SINGAPORE – The days of human organ transplants may be numbered, as researchers are in pursuit of man-made tissue that can be printed on demand. 

It is a future where new skin or body parts can be directly printed on to patients within minutes using 3D printers, which build objects from metals, plastics and even bio-materials to replicate human skin based on digital designs created on a computer.

The Singapore Centre for 3D Printing (SC3DP) at Nanyang Technological University (NTU) joins a pack of researchers worldwide chasing this holy grail in transplantation technology. The centre’s animal tests found that 3D-printed cells from the centre were able to regenerate into new bones, paving the way for use in humans in the future.

The centre uses 3D printing technology to create living cells for tissue engineering, which is targeted to be an alternative to organ transplants, said NTU in a video about its research.

Every year, thousands of people on wait lists for organs die due to a shortage of suitable organs, it added. “Bio-printing can solve these problems by creating tissue on demand.”

Bio-printing involves scanning a patient’s body to create a digital model of the tissue that will be replicated. 

SC3DP director Paulo Bartolo said: “Computers let us render all the complexities found in human tissue, like the channels for oxygen and hair follicles.” 

Cells taken from a patient’s tissue are mixed with a special biodegradable gel-like substance for 3D printing, called Bio-inks, and then printed layer by layer to form an organ’s structure. 

Human cells can also be seeded on a biodegradable material, which acts as a scaffold for the human cells to grow around and fades over time to allow the patient’s regenerated cells to take its form, said Dr Bartolo. 

His team has demonstrated the method’s ability to induce bone formation around 3D-printed scaffolds in mice, suggesting promising potential for human application.

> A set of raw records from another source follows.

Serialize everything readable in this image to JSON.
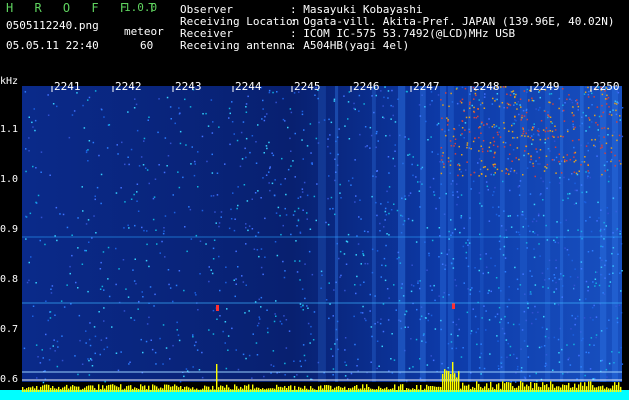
{
  "app": {
    "title": "H R O F F T",
    "version": "1.0.0"
  },
  "file": {
    "name": "0505112240.png",
    "datetime": "05.05.11 22:40"
  },
  "mode": {
    "label": "meteor",
    "count": "60"
  },
  "info": {
    "rows": [
      {
        "key": "Observer",
        "value": ": Masayuki Kobayashi"
      },
      {
        "key": "Receiving Location",
        "value": ": Ogata-vill. Akita-Pref. JAPAN (139.96E, 40.02N)"
      },
      {
        "key": "Receiver",
        "value": ": ICOM IC-575 53.7492(@LCD)MHz USB"
      },
      {
        "key": "Receiving antenna",
        "value": ": A504HB(yagi 4el)"
      }
    ]
  },
  "axis": {
    "unit": "kHz",
    "y_ticks": [
      "1.1",
      "1.0",
      "0.9",
      "0.8",
      "0.7",
      "0.6"
    ],
    "time_ticks": [
      "2241",
      "2242",
      "2243",
      "2244",
      "2245",
      "2246",
      "2247",
      "2248",
      "2249",
      "2250"
    ]
  },
  "colors": {
    "background": "#000000",
    "header_green": "#5fd35f",
    "bar_yellow": "#ffff00",
    "bar_cyan": "#00ffff"
  }
}
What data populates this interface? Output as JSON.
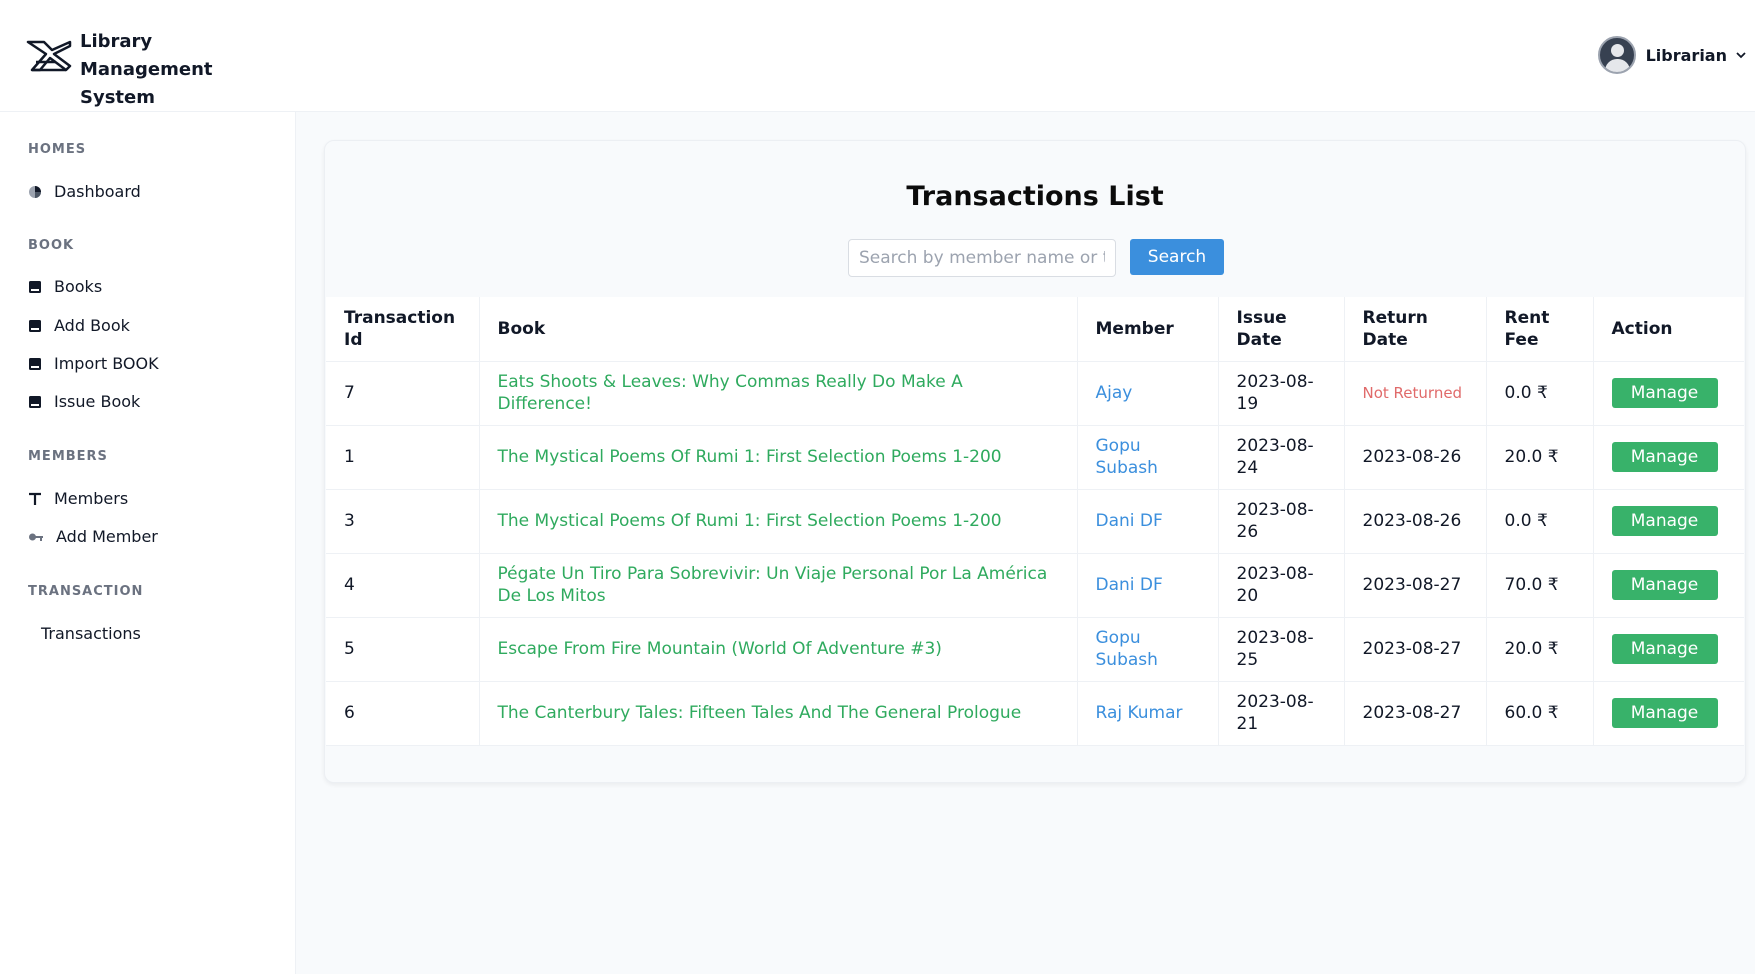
{
  "header": {
    "title": "Library Management System",
    "title_line1": "Library Management",
    "title_line2": "System",
    "logo_icon": "library-logo-icon",
    "user": {
      "name": "Librarian",
      "avatar_icon": "user-avatar-icon",
      "dropdown_icon": "chevron-down-icon"
    }
  },
  "sidebar": {
    "sections": [
      {
        "title": "HOMES",
        "items": [
          {
            "label": "Dashboard",
            "icon": "pie-chart-icon"
          }
        ]
      },
      {
        "title": "BOOK",
        "items": [
          {
            "label": "Books",
            "icon": "book-icon"
          },
          {
            "label": "Add Book",
            "icon": "book-icon"
          },
          {
            "label": "Import BOOK",
            "icon": "book-icon"
          },
          {
            "label": "Issue Book",
            "icon": "book-icon"
          }
        ]
      },
      {
        "title": "MEMBERS",
        "items": [
          {
            "label": "Members",
            "icon": "text-t-icon"
          },
          {
            "label": "Add Member",
            "icon": "key-icon"
          }
        ]
      },
      {
        "title": "TRANSACTION",
        "items": [
          {
            "label": "Transactions",
            "icon": ""
          }
        ]
      }
    ]
  },
  "main": {
    "title": "Transactions List",
    "search": {
      "placeholder": "Search by member name or tr",
      "button_label": "Search"
    },
    "table": {
      "headers": [
        "Transaction Id",
        "Book",
        "Member",
        "Issue Date",
        "Return Date",
        "Rent Fee",
        "Action"
      ],
      "rows": [
        {
          "id": "7",
          "book": "Eats Shoots & Leaves: Why Commas Really Do Make A Difference!",
          "member": "Ajay",
          "issue_date": "2023-08-19",
          "return_date": "Not Returned",
          "rent_fee": "0.0 ₹",
          "action": "Manage"
        },
        {
          "id": "1",
          "book": "The Mystical Poems Of Rumi 1: First Selection Poems 1-200",
          "member": "Gopu Subash",
          "issue_date": "2023-08-24",
          "return_date": "2023-08-26",
          "rent_fee": "20.0 ₹",
          "action": "Manage"
        },
        {
          "id": "3",
          "book": "The Mystical Poems Of Rumi 1: First Selection Poems 1-200",
          "member": "Dani DF",
          "issue_date": "2023-08-26",
          "return_date": "2023-08-26",
          "rent_fee": "0.0 ₹",
          "action": "Manage"
        },
        {
          "id": "4",
          "book": "Pégate Un Tiro Para Sobrevivir: Un Viaje Personal Por La América De Los Mitos",
          "member": "Dani DF",
          "issue_date": "2023-08-20",
          "return_date": "2023-08-27",
          "rent_fee": "70.0 ₹",
          "action": "Manage"
        },
        {
          "id": "5",
          "book": "Escape From Fire Mountain (World Of Adventure #3)",
          "member": "Gopu Subash",
          "issue_date": "2023-08-25",
          "return_date": "2023-08-27",
          "rent_fee": "20.0 ₹",
          "action": "Manage"
        },
        {
          "id": "6",
          "book": "The Canterbury Tales: Fifteen Tales And The General Prologue",
          "member": "Raj Kumar",
          "issue_date": "2023-08-21",
          "return_date": "2023-08-27",
          "rent_fee": "60.0 ₹",
          "action": "Manage"
        }
      ]
    }
  },
  "colors": {
    "accent_blue": "#3b8fdd",
    "book_green": "#2faa5e",
    "manage_green": "#38b26a",
    "not_returned_red": "#e06a6a"
  }
}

But this is still some ways off, he added.

Bio-printing also opens the doors to drug delivery testing as it allows researchers to observe how a patient’s tissue might react to substances without putting any human at risk, said Dr Bartolo. 

NTU is among a handful of institutions around the world, including Harvard University, that are finding ways to artificially create human tissue.

Established in 2014, NTU’s 3D printing research centre conducts studies in additive manufacturing for fields like construction, food sciences and, in 2022, bio-printing.

It launched an official partnership with Singapore General Hospital (SGH) on Dec 4 to advance the use of point-of-care 3D printing in healthcare. It will add to SGH’s 3D printing capabilities, which include printing orthopaedic implants for bones and muscles and surgical tools, to eventually offer patients personalised bio-printed tissues and more complex implants. The hospital launched its 3D printing facility in 2022.

Bio-printing opens the doors to drug delivery testing as it allows researchers to observe how a patient’s tissue might react to substances without putting any human at risk. ST PHOTO: NG SOR LUAN

Among the 3D printed materials that will be trialled in the partnership are porous metal implants that are more flexible than traditional metal implants and reduce the chances of bone degradation.

Dr Bartolo said: “Traditional metal implants are stronger than bone. Human bones need to be stimulated, otherwise they become weakened and this can lead to bone loss.”

SGH Future Health System department clinical director Goh Su-Yen said the partnership with NTU will help to speed up 3D printing operations and make the process more robust.

She added: “Bio-printing is like a sci-fi story come to life. We would have the ability to print organs, which can help to replace the need for transplants.”